**Task requirements**:
Omit the pictures, then reproduce every remaining record exactly.

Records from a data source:
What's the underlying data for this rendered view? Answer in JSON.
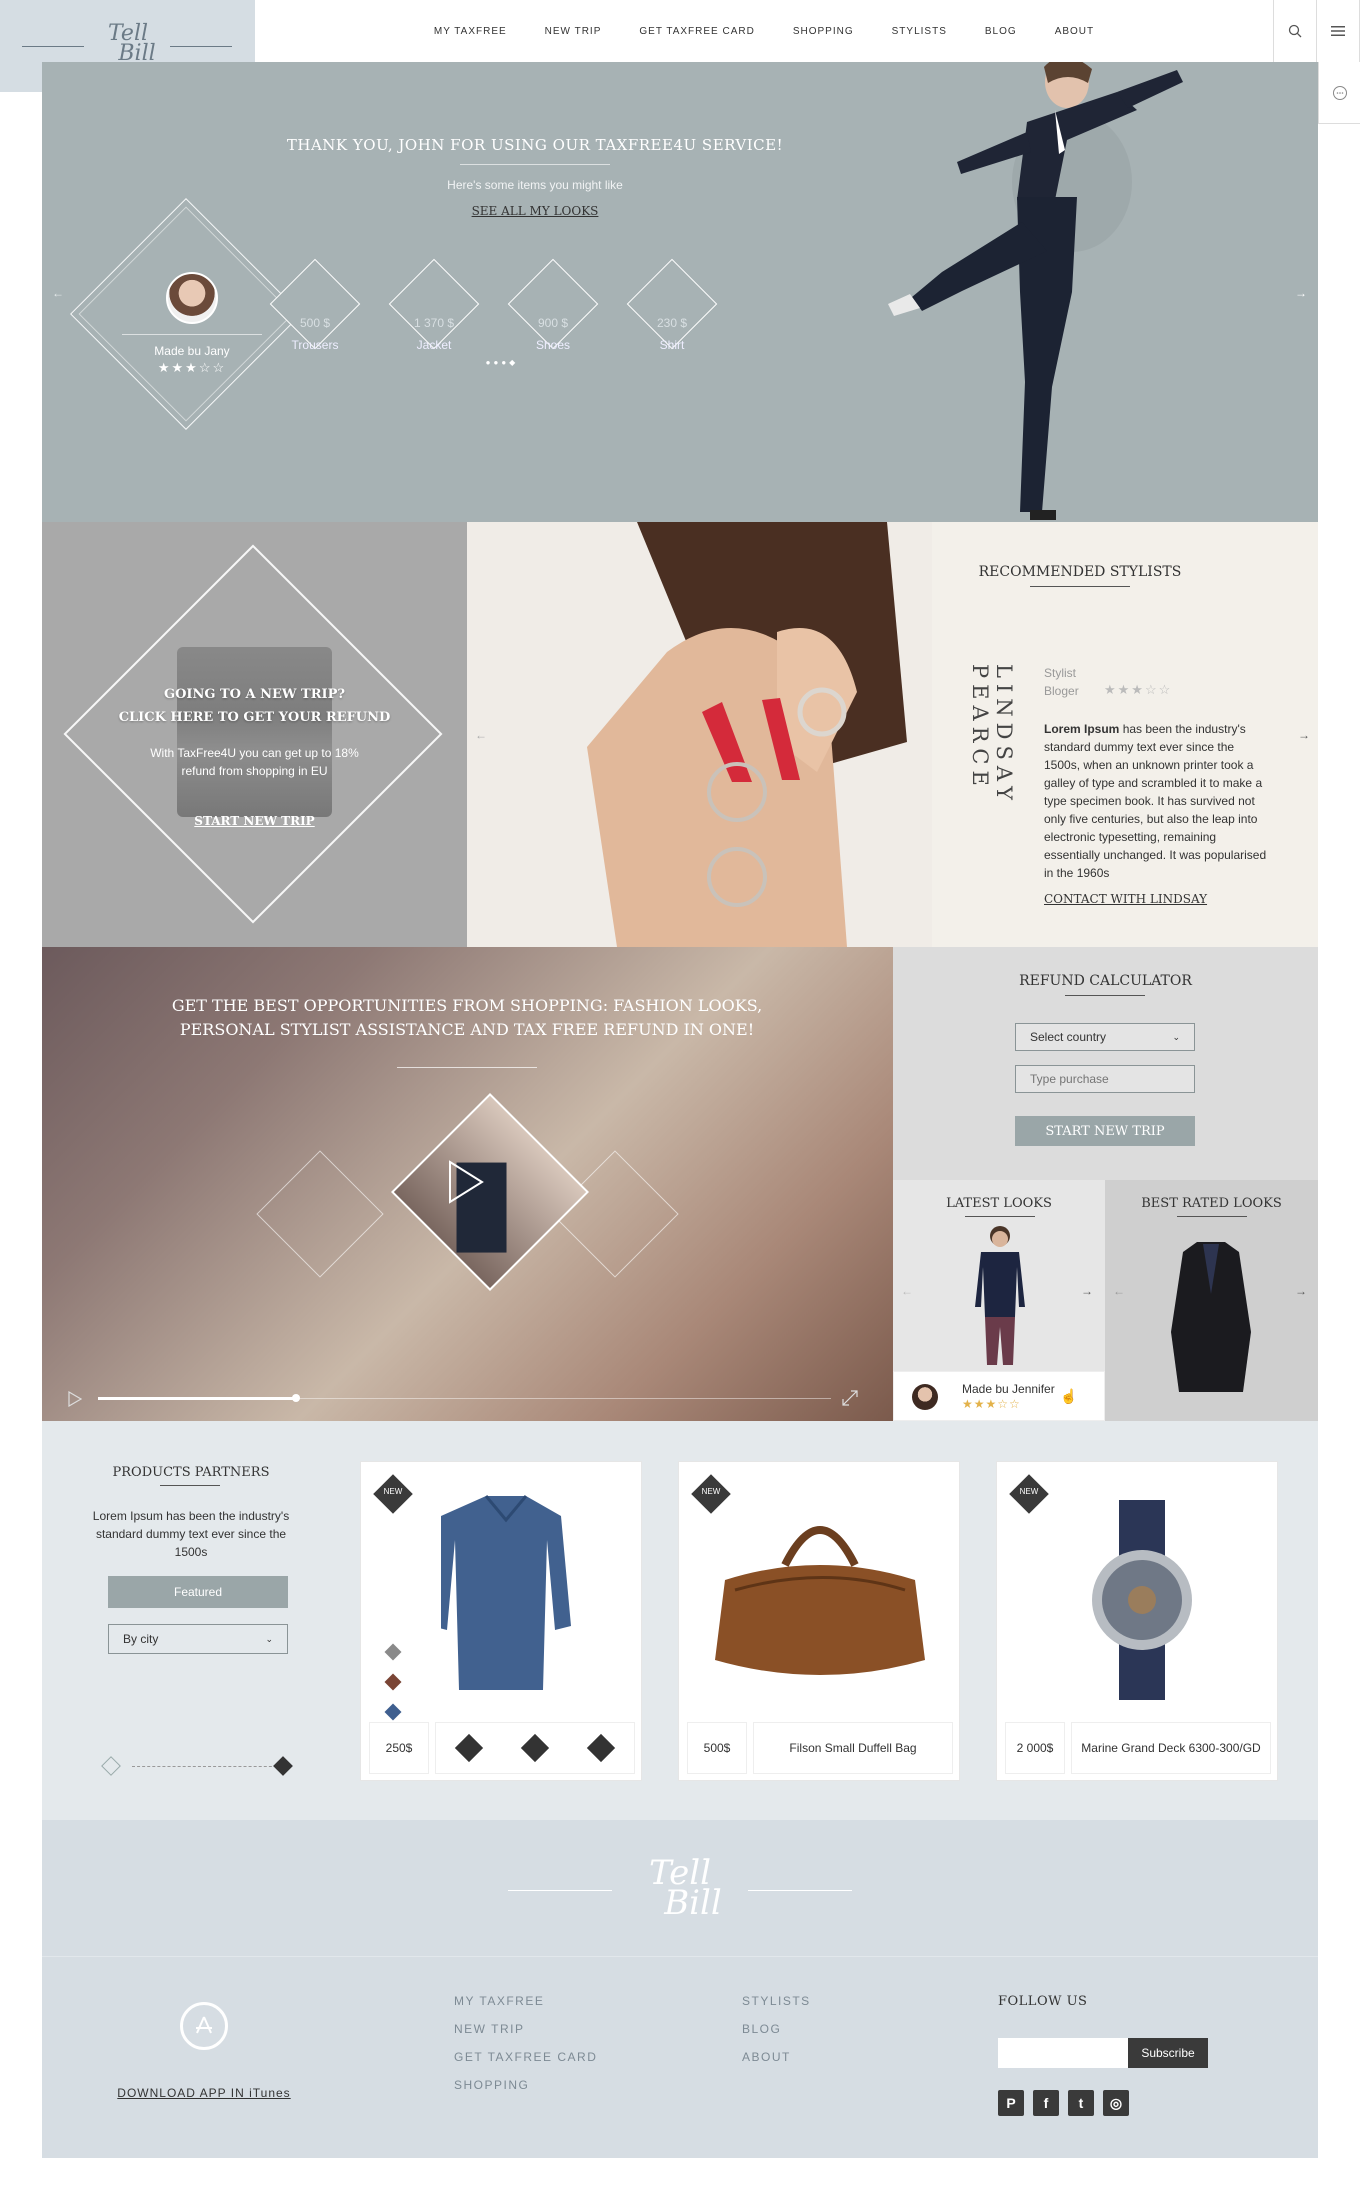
{
  "brand": {
    "logo_line1": "Tell",
    "logo_line2": "Bill"
  },
  "nav": [
    "MY TAXFREE",
    "NEW TRIP",
    "GET TAXFREE CARD",
    "SHOPPING",
    "STYLISTS",
    "BLOG",
    "ABOUT"
  ],
  "hero": {
    "title": "THANK YOU, JOHN FOR USING OUR TAXFREE4U SERVICE!",
    "subtitle": "Here's some items you might like",
    "link": "SEE ALL MY LOOKS",
    "made_by": "Made bu Jany",
    "rating": "★★★☆☆",
    "items": [
      {
        "price": "500 $",
        "name": "Trousers"
      },
      {
        "price": "1 370 $",
        "name": "Jacket"
      },
      {
        "price": "900 $",
        "name": "Shoes"
      },
      {
        "price": "230 $",
        "name": "Shirt"
      }
    ]
  },
  "trip": {
    "title1": "GOING TO A NEW TRIP?",
    "title2": "CLICK HERE TO GET YOUR REFUND",
    "text": "With TaxFree4U you can get up to 18% refund from shopping in EU",
    "link": "START NEW TRIP"
  },
  "stylist": {
    "heading": "RECOMMENDED STYLISTS",
    "name": "LINDSAY PEARCE",
    "role1": "Stylist",
    "role2": "Bloger",
    "rating": "★★★☆☆",
    "bio_bold": "Lorem Ipsum",
    "bio": " has been the industry's standard dummy text ever since the 1500s, when an unknown printer took a galley of type and scrambled it to make a type specimen book. It has survived not only five centuries, but also the leap into electronic typesetting, remaining essentially unchanged. It was popularised in the 1960s",
    "contact": "CONTACT WITH LINDSAY"
  },
  "video": {
    "title1": "GET THE BEST OPPORTUNITIES FROM SHOPPING: FASHION LOOKS,",
    "title2": "PERSONAL STYLIST ASSISTANCE AND TAX FREE REFUND IN ONE!",
    "progress": 0.27
  },
  "calculator": {
    "heading": "REFUND CALCULATOR",
    "country_placeholder": "Select country",
    "purchase_placeholder": "Type purchase",
    "button": "START NEW TRIP"
  },
  "latest": {
    "heading": "LATEST LOOKS",
    "made_by": "Made bu Jennifer",
    "rating": "★★★☆☆"
  },
  "best": {
    "heading": "BEST RATED LOOKS"
  },
  "partners": {
    "heading": "PRODUCTS PARTNERS",
    "text": "Lorem Ipsum has been the industry's standard dummy text ever since the 1500s",
    "featured": "Featured",
    "by_city": "By city",
    "new_label": "NEW",
    "products": [
      {
        "price": "250$",
        "name": ""
      },
      {
        "price": "500$",
        "name": "Filson Small Duffell Bag"
      },
      {
        "price": "2 000$",
        "name": "Marine Grand Deck 6300-300/GD"
      }
    ],
    "swatch_colors": [
      "#8a8a8a",
      "#7a4535",
      "#3f5f8f"
    ]
  },
  "footer": {
    "app_link": "DOWNLOAD APP IN iTunes",
    "col1": [
      "MY TAXFREE",
      "NEW TRIP",
      "GET TAXFREE CARD",
      "SHOPPING"
    ],
    "col2": [
      "STYLISTS",
      "BLOG",
      "ABOUT"
    ],
    "follow": "FOLLOW US",
    "subscribe": "Subscribe",
    "social": [
      "pinterest-icon",
      "facebook-icon",
      "twitter-icon",
      "instagram-icon"
    ]
  },
  "colors": {
    "hero_bg": "#a7b2b4",
    "accent": "#9aa6a8",
    "dark": "#3a3a3a",
    "footer_bg": "#d6dde3"
  }
}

**Reply**:
What's the underlying data for this rendered view? Answer in JSON.
{
  "brand": {
    "logo_line1": "Tell",
    "logo_line2": "Bill"
  },
  "nav": [
    "MY TAXFREE",
    "NEW TRIP",
    "GET TAXFREE CARD",
    "SHOPPING",
    "STYLISTS",
    "BLOG",
    "ABOUT"
  ],
  "hero": {
    "title": "THANK YOU, JOHN FOR USING OUR TAXFREE4U SERVICE!",
    "subtitle": "Here's some items you might like",
    "link": "SEE ALL MY LOOKS",
    "made_by": "Made bu Jany",
    "rating": "★★★☆☆",
    "items": [
      {
        "price": "500 $",
        "name": "Trousers"
      },
      {
        "price": "1 370 $",
        "name": "Jacket"
      },
      {
        "price": "900 $",
        "name": "Shoes"
      },
      {
        "price": "230 $",
        "name": "Shirt"
      }
    ]
  },
  "trip": {
    "title1": "GOING TO A NEW TRIP?",
    "title2": "CLICK HERE TO GET YOUR REFUND",
    "text": "With TaxFree4U you can get up to 18% refund from shopping in EU",
    "link": "START NEW TRIP"
  },
  "stylist": {
    "heading": "RECOMMENDED STYLISTS",
    "name": "LINDSAY PEARCE",
    "role1": "Stylist",
    "role2": "Bloger",
    "rating": "★★★☆☆",
    "bio_bold": "Lorem Ipsum",
    "bio": " has been the industry's standard dummy text ever since the 1500s, when an unknown printer took a galley of type and scrambled it to make a type specimen book. It has survived not only five centuries, but also the leap into electronic typesetting, remaining essentially unchanged. It was popularised in the 1960s",
    "contact": "CONTACT WITH LINDSAY"
  },
  "video": {
    "title1": "GET THE BEST OPPORTUNITIES FROM SHOPPING: FASHION LOOKS,",
    "title2": "PERSONAL STYLIST ASSISTANCE AND TAX FREE REFUND IN ONE!",
    "progress": 0.27
  },
  "calculator": {
    "heading": "REFUND CALCULATOR",
    "country_placeholder": "Select country",
    "purchase_placeholder": "Type purchase",
    "button": "START NEW TRIP"
  },
  "latest": {
    "heading": "LATEST LOOKS",
    "made_by": "Made bu Jennifer",
    "rating": "★★★☆☆"
  },
  "best": {
    "heading": "BEST RATED LOOKS"
  },
  "partners": {
    "heading": "PRODUCTS PARTNERS",
    "text": "Lorem Ipsum has been the industry's standard dummy text ever since the 1500s",
    "featured": "Featured",
    "by_city": "By city",
    "new_label": "NEW",
    "products": [
      {
        "price": "250$",
        "name": ""
      },
      {
        "price": "500$",
        "name": "Filson Small Duffell Bag"
      },
      {
        "price": "2 000$",
        "name": "Marine Grand Deck 6300-300/GD"
      }
    ],
    "swatch_colors": [
      "#8a8a8a",
      "#7a4535",
      "#3f5f8f"
    ]
  },
  "footer": {
    "app_link": "DOWNLOAD APP IN iTunes",
    "col1": [
      "MY TAXFREE",
      "NEW TRIP",
      "GET TAXFREE CARD",
      "SHOPPING"
    ],
    "col2": [
      "STYLISTS",
      "BLOG",
      "ABOUT"
    ],
    "follow": "FOLLOW US",
    "subscribe": "Subscribe",
    "social": [
      "pinterest-icon",
      "facebook-icon",
      "twitter-icon",
      "instagram-icon"
    ]
  },
  "colors": {
    "hero_bg": "#a7b2b4",
    "accent": "#9aa6a8",
    "dark": "#3a3a3a",
    "footer_bg": "#d6dde3"
  }
}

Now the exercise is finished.